MYSTERIOUS 'ALBANIAN ARMY' PART OF DISINFORMATION CAMPAIGN? The "Frankfurter Allgemeine Zeitung" of 13 August discusses what is known about the "Albanian National Army" (AKSH), which has featured in some media reports from Serbia and Macedonia in recent weeks. It is allegedly fighting for a Greater Albania, which is what Belgrade has long claimed is the goal of its ethnic Albanian opponents. No mainstream ethnic Albanian party in the Balkans endorses such a platform, however.
The Frankfurt daily concludes that the reports about the existence of the AKSH are not conclusive, and that the organization might be a militant splinter group, if it exists at all. The article notes that the political and security situation in the Balkans -- including Macedonia -- will remain unstable until the political status of Kosova is settled. All of the parties of the ethnic Albanian majority there favor independence (see "RFE/RL Balkan Report," 15 December 2000, and 23 February 2001). (Patrick Moore)

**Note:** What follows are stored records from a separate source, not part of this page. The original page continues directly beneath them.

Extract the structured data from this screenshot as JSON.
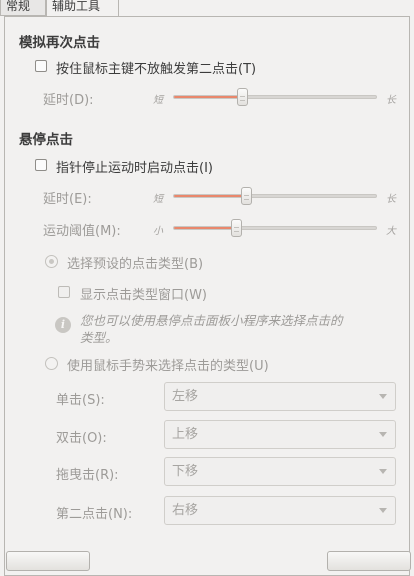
{
  "tabs": [
    {
      "label": "常规",
      "active": false
    },
    {
      "label": "辅助工具",
      "active": true
    }
  ],
  "simulated_secondary_click": {
    "heading": "模拟再次点击",
    "checkbox_label": "按住鼠标主键不放触发第二点击(T)",
    "checked": false,
    "delay": {
      "label": "延时(D):",
      "min_label": "短",
      "max_label": "长",
      "level": 0.34
    }
  },
  "hover_click": {
    "heading": "悬停点击",
    "checkbox_label": "指针停止运动时启动点击(I)",
    "checked": false,
    "delay": {
      "label": "延时(E):",
      "min_label": "短",
      "max_label": "长",
      "level": 0.36
    },
    "motion_threshold": {
      "label": "运动阈值(M):",
      "min_label": "小",
      "max_label": "大",
      "level": 0.31
    },
    "radio_predefined": {
      "label": "选择预设的点击类型(B)",
      "selected": true
    },
    "show_click_type_window": {
      "label": "显示点击类型窗口(W)",
      "checked": false
    },
    "info_text_line1": "您也可以使用悬停点击面板小程序来选择点击的",
    "info_text_line2": "类型。",
    "radio_gestures": {
      "label": "使用鼠标手势来选择点击的类型(U)",
      "selected": false
    },
    "gesture_rows": [
      {
        "label": "单击(S):",
        "value": "左移"
      },
      {
        "label": "双击(O):",
        "value": "上移"
      },
      {
        "label": "拖曳击(R):",
        "value": "下移"
      },
      {
        "label": "第二点击(N):",
        "value": "右移"
      }
    ]
  },
  "colors": {
    "slider_fill": "#e9876c",
    "disabled_text": "#9d9b98"
  }
}
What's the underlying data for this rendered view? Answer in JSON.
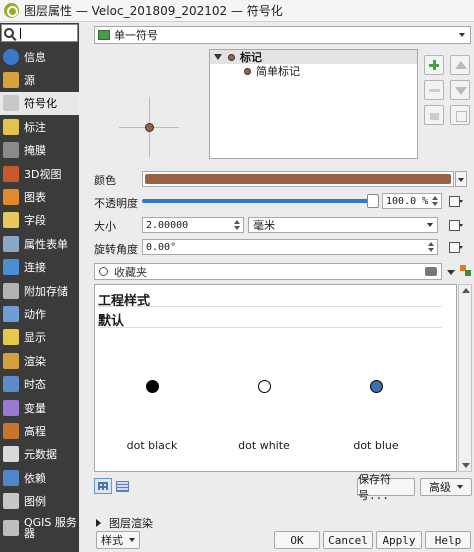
{
  "window": {
    "title": "图层属性 — Veloc_201809_202102 — 符号化"
  },
  "sidebar": {
    "search_value": "",
    "items": [
      {
        "label": "信息",
        "icon": "info-icon",
        "color": "#3a78c9"
      },
      {
        "label": "源",
        "icon": "source-icon",
        "color": "#d8a13a"
      },
      {
        "label": "符号化",
        "icon": "paintbrush-icon",
        "color": "#c8c8c8"
      },
      {
        "label": "标注",
        "icon": "label-abc-icon",
        "color": "#e3c34a"
      },
      {
        "label": "掩膜",
        "icon": "mask-abc-icon",
        "color": "#8a8a8a"
      },
      {
        "label": "3D视图",
        "icon": "cube-3d-icon",
        "color": "#c65a2c"
      },
      {
        "label": "图表",
        "icon": "diagram-icon",
        "color": "#e08a2a"
      },
      {
        "label": "字段",
        "icon": "fields-icon",
        "color": "#e9c75b"
      },
      {
        "label": "属性表单",
        "icon": "form-icon",
        "color": "#8fa7c7"
      },
      {
        "label": "连接",
        "icon": "join-icon",
        "color": "#4a8fd1"
      },
      {
        "label": "附加存储",
        "icon": "storage-icon",
        "color": "#b3b3b3"
      },
      {
        "label": "动作",
        "icon": "action-gear-icon",
        "color": "#6f9ed6"
      },
      {
        "label": "显示",
        "icon": "display-bubble-icon",
        "color": "#e6c84d"
      },
      {
        "label": "渲染",
        "icon": "render-brush-icon",
        "color": "#d4a13d"
      },
      {
        "label": "时态",
        "icon": "clock-icon",
        "color": "#5d8cc9"
      },
      {
        "label": "变量",
        "icon": "variable-icon",
        "color": "#9a7ad0"
      },
      {
        "label": "高程",
        "icon": "elevation-icon",
        "color": "#c9742c"
      },
      {
        "label": "元数据",
        "icon": "metadata-icon",
        "color": "#d9d9d9"
      },
      {
        "label": "依赖",
        "icon": "dependency-icon",
        "color": "#4f86c9"
      },
      {
        "label": "图例",
        "icon": "legend-icon",
        "color": "#c7c7c7"
      },
      {
        "label": "QGIS 服务器",
        "icon": "server-icon",
        "color": "#bdbdbd"
      }
    ],
    "active_index": 2
  },
  "symbology": {
    "renderer": "单一符号",
    "tree": {
      "root": "标记",
      "child": "简单标记"
    },
    "fields": {
      "color_label": "颜色",
      "color_value": "#9b6145",
      "opacity_label": "不透明度",
      "opacity_value": "100.0 %",
      "opacity_fraction": 1.0,
      "size_label": "大小",
      "size_value": "2.00000",
      "size_unit": "毫米",
      "rotation_label": "旋转角度",
      "rotation_value": "0.00°"
    },
    "library": {
      "search_placeholder": "收藏夹",
      "groups": [
        "工程样式",
        "默认"
      ],
      "symbols": [
        {
          "label": "dot  black",
          "fill": "#000000"
        },
        {
          "label": "dot  white",
          "fill": "#ffffff"
        },
        {
          "label": "dot blue",
          "fill": "#3d6fb0"
        }
      ]
    },
    "buttons": {
      "save_symbol": "保存符号...",
      "advanced": "高级"
    },
    "layer_rendering": "图层渲染"
  },
  "footer": {
    "style": "样式",
    "ok": "OK",
    "cancel": "Cancel",
    "apply": "Apply",
    "help": "Help"
  }
}
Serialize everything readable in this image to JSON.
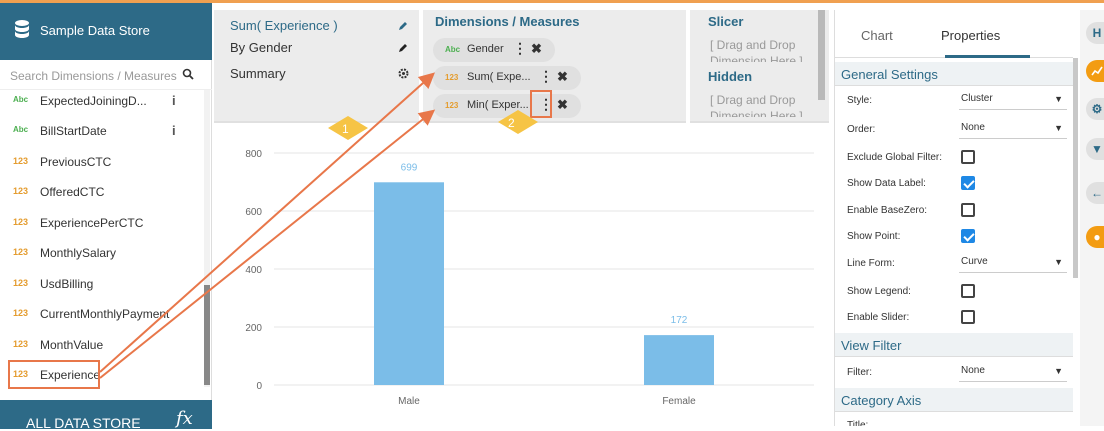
{
  "app": {
    "title": "Sample Data Store"
  },
  "search": {
    "placeholder": "Search Dimensions / Measures"
  },
  "fields": [
    {
      "type": "Abc",
      "name": "ExpectedJoiningD...",
      "info": "i"
    },
    {
      "type": "Abc",
      "name": "BillStartDate",
      "info": "i"
    },
    {
      "type": "123",
      "name": "PreviousCTC"
    },
    {
      "type": "123",
      "name": "OfferedCTC"
    },
    {
      "type": "123",
      "name": "ExperiencePerCTC"
    },
    {
      "type": "123",
      "name": "MonthlySalary"
    },
    {
      "type": "123",
      "name": "UsdBilling"
    },
    {
      "type": "123",
      "name": "CurrentMonthlyPayment"
    },
    {
      "type": "123",
      "name": "MonthValue"
    },
    {
      "type": "123",
      "name": "Experience"
    }
  ],
  "footer": {
    "label": "ALL DATA STORE",
    "fx": "fx"
  },
  "config": {
    "row1": "Sum( Experience )",
    "row2": "By Gender",
    "row3": "Summary",
    "dims_title": "Dimensions / Measures",
    "pills": [
      {
        "type": "Abc",
        "label": "Gender"
      },
      {
        "type": "123",
        "label": "Sum( Expe..."
      },
      {
        "type": "123",
        "label": "Min( Exper..."
      }
    ],
    "slicer_title": "Slicer",
    "slicer_drag1": "[ Drag and Drop",
    "slicer_drag2": "Dimension Here ]",
    "hidden_title": "Hidden",
    "hidden_drag1": "[ Drag and Drop",
    "hidden_drag2": "Dimension Here ]"
  },
  "annotations": {
    "one": "1",
    "two": "2"
  },
  "chart_data": {
    "type": "bar",
    "categories": [
      "Male",
      "Female"
    ],
    "values": [
      699,
      172
    ],
    "data_labels": [
      "699",
      "172"
    ],
    "yticks": [
      0,
      200,
      400,
      600,
      800
    ],
    "ytick_labels": [
      "0",
      "200",
      "400",
      "600",
      "800"
    ],
    "ylim": [
      0,
      800
    ],
    "color": "#7bbde8",
    "grid": true
  },
  "properties": {
    "tabs": [
      "Chart",
      "Properties"
    ],
    "general_title": "General Settings",
    "style_label": "Style:",
    "style_value": "Cluster",
    "order_label": "Order:",
    "order_value": "None",
    "exclude_label": "Exclude Global Filter:",
    "showdata_label": "Show Data Label:",
    "basezero_label": "Enable BaseZero:",
    "showpoint_label": "Show Point:",
    "lineform_label": "Line Form:",
    "lineform_value": "Curve",
    "legend_label": "Show Legend:",
    "slider_label": "Enable Slider:",
    "viewfilter_title": "View Filter",
    "filter_label": "Filter:",
    "filter_value": "None",
    "category_title": "Category Axis",
    "title_label": "Title:"
  },
  "strip_icons": [
    "h-icon",
    "chart-icon",
    "gears-icon",
    "filter-icon",
    "back-arrow-icon",
    "bulb-icon"
  ]
}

QUOTATIONS OF THE WEEK. "NATO told the Macedonians not to use helicopters or planes and they did. I can't even walk today. I'm too scared. They're trying to kill citizens." -- Mirushe Mediu, a 23-year-old Albanian woman in a basement in Prsovce with 20 other women and children. Quoted by Reuters on 10 August.
"They're the ones pushing for war. I think we should give peace a chance and respect the agreement." -- Guerrilla commander code-named Matoshi, in the same article.
"Personally I am convinced that with complete unity and avoidance of earlier mistakes, Macedonia has the strength to win the fight for its own defense." -- Prime Minister Ljubco Georgievski, in Skopje on 10 August. Quoted by Reuters. He also expressed his disdain for a "shameful capitulation and a shameful agreement under pressure from Albanian terrorist paramilitaries."
"Among rumors in Skopje was one suggesting ethnic Albanian guerrilla leader Ali Ahmeti was in [town having] talks with NATO. One Western diplomatic source laughed at the suggestion, saying: 'Yes, he's here and talking to Elvis.'" -- From a Reuters dispatch from Skopje on 13 August.